At a recent panel discussion arranged by the Lahore Council for World Affairs on trade with India, I was shocked to hear from a senior representative of the Ministry of Commerce that no such study had been conducted while carrying out the process of liberalisation of trade with India. If this information is true and I believe it is, it reflects a serious dereliction of its responsibilities by the Ministry of Commerce.

Even now, perhaps, it is not too late for our government to commission the required studies to assess the likely effects of the process of liberalisation of trade with India on our economy and its different sectors. More specifically, these studies should focus on the following aspects of this process:

i Its likely effects on Pakistan’s GDP and its growth as well as on employment in the country;

i The trade diversion and trade creation effects of the liberalisation of trade with India;

i  The likely effects of a liberalised trade regime with India on different components of our industrial and agricultural sectors;

i  A comparative study of the tariff and non-tariff barriers in Pakistan and India to ensure that our producers and exporters are assured of a level playing field in trade with India.

The government should formulate policies relating to trade with India in the light of the findings and conclusions of these studies after consulting our leaders in industrial, agricultural and commercial sectors.

Pakistan already faces a huge deficit in its balance of trade. It is not in our interest to allow the trade with India to be conducted in such a manner as to increase this deficit substantially. Therefore, we must study carefully the manner in which the Indian government provides open and hidden subsidies to the agricultural and industrial sectors. Keeping in view the findings of those studies, our government should adopt the necessary fiscal and monetary policies to ensure that our producers and exporters are not at a disadvantage in competing with India.

Our Indophiles would like us to ignore security considerations in conducting our economic and commercial relations with India. This is not an advisable approach. Even developed countries, like the US and Canada, take into account security considerations in taking decisions on major economic and commercial issues relating to foreign trade and investment. For instance, it has been widely reported by the international media that the governments of the USA and Canada have not allowed Chinese companies to buy local firms, which in the view of those governments had some strategic value. Pakistan and India, unfortunately, have had a history of difficult relations marked by wars and conflicts. There is still a great deal of mutual suspicion and mistrust between them.

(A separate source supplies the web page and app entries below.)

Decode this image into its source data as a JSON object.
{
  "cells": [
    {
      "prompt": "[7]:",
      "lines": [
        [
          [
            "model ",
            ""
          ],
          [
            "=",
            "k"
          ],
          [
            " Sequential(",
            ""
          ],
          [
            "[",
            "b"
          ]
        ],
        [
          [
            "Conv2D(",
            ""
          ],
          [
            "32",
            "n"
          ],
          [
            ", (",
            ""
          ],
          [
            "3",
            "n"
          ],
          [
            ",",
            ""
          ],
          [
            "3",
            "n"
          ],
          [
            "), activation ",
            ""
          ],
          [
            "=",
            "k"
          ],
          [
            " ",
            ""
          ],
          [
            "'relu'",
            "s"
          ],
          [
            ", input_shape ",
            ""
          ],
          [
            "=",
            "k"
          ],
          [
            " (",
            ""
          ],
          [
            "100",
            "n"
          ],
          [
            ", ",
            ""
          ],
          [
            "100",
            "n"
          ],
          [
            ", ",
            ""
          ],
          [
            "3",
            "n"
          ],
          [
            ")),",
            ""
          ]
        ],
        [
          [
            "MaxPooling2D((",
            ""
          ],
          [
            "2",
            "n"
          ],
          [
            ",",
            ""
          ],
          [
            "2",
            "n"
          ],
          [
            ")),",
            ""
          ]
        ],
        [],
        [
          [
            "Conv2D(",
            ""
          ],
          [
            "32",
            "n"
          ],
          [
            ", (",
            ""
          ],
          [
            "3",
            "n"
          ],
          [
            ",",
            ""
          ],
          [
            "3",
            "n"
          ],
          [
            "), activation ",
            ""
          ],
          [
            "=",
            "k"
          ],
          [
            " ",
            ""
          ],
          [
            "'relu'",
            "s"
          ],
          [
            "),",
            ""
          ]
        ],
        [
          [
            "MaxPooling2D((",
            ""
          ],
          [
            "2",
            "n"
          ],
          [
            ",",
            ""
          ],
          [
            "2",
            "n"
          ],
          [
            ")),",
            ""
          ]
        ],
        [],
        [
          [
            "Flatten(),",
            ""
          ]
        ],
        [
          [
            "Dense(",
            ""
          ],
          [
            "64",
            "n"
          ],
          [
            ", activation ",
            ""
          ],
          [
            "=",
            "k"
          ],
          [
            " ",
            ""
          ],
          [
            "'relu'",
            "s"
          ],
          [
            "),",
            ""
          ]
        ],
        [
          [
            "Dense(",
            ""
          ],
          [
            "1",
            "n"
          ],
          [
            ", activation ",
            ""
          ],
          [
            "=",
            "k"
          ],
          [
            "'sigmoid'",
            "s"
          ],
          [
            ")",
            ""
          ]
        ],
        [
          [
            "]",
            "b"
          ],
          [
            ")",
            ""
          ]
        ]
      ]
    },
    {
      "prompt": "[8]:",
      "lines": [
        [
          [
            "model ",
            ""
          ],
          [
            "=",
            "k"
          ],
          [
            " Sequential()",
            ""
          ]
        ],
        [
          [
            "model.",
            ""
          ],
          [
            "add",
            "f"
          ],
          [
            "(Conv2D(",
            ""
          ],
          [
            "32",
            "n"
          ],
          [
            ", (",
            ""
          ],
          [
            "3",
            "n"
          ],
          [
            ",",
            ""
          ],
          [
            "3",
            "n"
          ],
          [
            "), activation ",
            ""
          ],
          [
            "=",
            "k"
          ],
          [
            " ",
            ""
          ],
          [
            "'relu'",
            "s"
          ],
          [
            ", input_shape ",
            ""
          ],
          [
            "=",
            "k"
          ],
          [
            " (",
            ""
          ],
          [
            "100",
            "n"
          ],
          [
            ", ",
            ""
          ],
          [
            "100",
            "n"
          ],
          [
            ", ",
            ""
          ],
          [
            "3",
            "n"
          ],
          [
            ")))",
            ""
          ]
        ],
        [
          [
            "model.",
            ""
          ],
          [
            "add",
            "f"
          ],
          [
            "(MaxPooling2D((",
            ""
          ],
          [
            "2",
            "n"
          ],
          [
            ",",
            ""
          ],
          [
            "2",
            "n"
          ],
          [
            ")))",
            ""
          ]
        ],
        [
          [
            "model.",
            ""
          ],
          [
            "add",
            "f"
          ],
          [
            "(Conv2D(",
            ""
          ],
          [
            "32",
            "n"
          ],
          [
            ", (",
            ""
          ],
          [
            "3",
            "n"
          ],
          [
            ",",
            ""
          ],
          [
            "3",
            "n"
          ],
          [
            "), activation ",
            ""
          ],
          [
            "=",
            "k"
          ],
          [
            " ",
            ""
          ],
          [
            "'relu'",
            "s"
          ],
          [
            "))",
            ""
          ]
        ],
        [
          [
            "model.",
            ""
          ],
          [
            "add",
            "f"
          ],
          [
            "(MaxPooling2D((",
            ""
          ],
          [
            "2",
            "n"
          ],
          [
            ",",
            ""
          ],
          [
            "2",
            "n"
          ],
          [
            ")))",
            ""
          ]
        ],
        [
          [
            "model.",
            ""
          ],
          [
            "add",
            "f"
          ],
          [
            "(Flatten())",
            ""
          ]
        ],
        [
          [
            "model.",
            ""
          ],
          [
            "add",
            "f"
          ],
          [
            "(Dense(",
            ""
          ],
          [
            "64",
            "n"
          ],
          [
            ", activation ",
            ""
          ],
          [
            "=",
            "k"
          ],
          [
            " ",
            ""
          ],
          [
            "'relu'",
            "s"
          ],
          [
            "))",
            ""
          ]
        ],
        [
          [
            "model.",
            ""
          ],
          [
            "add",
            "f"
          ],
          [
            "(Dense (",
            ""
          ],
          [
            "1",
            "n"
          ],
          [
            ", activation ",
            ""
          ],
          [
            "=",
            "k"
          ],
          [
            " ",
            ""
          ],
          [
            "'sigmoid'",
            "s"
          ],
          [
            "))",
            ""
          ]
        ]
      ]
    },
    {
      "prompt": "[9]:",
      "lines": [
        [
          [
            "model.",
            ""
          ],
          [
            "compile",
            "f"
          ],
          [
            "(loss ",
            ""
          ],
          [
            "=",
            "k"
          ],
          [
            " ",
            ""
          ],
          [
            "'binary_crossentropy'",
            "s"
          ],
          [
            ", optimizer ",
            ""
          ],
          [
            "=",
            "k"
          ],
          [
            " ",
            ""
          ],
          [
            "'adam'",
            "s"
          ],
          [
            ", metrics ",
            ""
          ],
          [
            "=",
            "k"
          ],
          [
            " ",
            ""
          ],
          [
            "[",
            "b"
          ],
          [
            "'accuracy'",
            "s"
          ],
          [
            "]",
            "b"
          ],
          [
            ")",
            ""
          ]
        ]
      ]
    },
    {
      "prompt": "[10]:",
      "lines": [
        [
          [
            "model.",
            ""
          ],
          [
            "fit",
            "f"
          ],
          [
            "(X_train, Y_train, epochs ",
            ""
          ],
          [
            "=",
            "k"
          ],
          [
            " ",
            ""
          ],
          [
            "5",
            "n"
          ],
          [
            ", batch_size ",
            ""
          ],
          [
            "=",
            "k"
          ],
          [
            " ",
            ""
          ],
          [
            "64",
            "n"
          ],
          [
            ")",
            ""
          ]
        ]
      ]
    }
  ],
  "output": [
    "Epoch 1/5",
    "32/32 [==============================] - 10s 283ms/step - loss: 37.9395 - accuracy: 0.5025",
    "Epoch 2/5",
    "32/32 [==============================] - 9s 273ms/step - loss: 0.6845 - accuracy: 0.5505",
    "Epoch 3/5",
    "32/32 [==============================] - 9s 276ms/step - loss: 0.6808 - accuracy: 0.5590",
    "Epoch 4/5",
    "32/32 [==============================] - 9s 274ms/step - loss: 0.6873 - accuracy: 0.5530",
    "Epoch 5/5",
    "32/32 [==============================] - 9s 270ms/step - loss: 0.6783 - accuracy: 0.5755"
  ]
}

Further, Pakistan is unlikely to acquiesce in India’s quest for hegemony in South Asia. These realities cannot be ignored in the management of Pakistan-India economic and commercial relations. The demand of security considerations, therefore, is that under no circumstances we should allow Indian firms and entities to capture the commanding heights of Pakistan’s economy. Similarly, we should not become dependent on India for the import of goods of strategic value.

In dealing with the issue of liberalisation of trade with India, we should adopt a balanced approach. Trade with India would be in our interest if it is conducted in such a manner as to safeguard our economic, commercial and security interests. This would require that the subject of trade with India is studied from different angles and the policy framework for Pakistan-India trade is devised in the light of the conclusions of these studies. We should open the doors of trade with India, keeping in view all the likely effects of this step on the current condition and the future prospects of our economy as well as our national security.

The writer is a retired ambassador and the president of the Lahore Council for World Affairs. Email: javid.husain@gmail.com